> **Activity**: Check every line of the data below for "JSON". Copy each one that has it.

> **Record extracts**:
--------
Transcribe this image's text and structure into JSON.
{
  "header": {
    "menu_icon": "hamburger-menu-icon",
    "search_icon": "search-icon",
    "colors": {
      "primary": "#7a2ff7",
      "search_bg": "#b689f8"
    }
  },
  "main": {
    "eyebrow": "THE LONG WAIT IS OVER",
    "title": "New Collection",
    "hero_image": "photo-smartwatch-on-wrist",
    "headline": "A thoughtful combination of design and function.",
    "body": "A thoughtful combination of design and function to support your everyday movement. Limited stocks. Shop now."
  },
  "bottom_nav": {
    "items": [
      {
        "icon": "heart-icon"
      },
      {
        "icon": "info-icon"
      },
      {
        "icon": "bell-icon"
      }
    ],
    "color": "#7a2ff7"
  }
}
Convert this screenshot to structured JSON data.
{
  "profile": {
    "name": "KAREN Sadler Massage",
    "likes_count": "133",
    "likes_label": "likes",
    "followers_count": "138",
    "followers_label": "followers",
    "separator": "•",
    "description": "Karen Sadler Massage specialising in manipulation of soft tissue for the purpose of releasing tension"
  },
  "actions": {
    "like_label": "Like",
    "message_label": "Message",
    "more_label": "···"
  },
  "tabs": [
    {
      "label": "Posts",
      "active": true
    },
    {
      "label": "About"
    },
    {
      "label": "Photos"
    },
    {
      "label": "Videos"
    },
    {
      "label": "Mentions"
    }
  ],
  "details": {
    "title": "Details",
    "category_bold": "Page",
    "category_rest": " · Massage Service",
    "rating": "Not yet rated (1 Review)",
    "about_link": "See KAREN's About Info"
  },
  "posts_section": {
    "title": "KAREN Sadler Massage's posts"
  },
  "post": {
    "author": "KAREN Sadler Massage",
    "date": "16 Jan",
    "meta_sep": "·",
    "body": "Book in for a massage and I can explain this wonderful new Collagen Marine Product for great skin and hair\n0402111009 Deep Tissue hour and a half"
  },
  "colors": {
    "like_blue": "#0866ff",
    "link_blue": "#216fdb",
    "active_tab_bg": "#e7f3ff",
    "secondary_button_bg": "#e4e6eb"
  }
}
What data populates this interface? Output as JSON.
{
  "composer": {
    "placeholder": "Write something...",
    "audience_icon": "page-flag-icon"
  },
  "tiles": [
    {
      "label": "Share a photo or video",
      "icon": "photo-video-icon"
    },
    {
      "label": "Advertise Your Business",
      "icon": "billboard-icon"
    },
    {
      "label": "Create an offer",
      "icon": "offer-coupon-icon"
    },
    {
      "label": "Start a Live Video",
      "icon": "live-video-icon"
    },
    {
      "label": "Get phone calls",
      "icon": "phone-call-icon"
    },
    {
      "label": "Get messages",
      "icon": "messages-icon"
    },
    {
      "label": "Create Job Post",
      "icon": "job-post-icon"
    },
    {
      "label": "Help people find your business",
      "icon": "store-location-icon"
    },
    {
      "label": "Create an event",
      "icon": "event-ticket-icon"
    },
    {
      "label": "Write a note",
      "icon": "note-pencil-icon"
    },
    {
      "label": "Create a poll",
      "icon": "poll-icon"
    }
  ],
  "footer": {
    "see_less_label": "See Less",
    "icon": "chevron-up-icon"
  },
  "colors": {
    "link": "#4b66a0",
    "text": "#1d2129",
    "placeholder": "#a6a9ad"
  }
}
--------
> **Problem solution**:
Transcribe this image's text and structure into JSON.
Convert this screenshot to structured JSON data.
What data populates this interface? Output as JSON.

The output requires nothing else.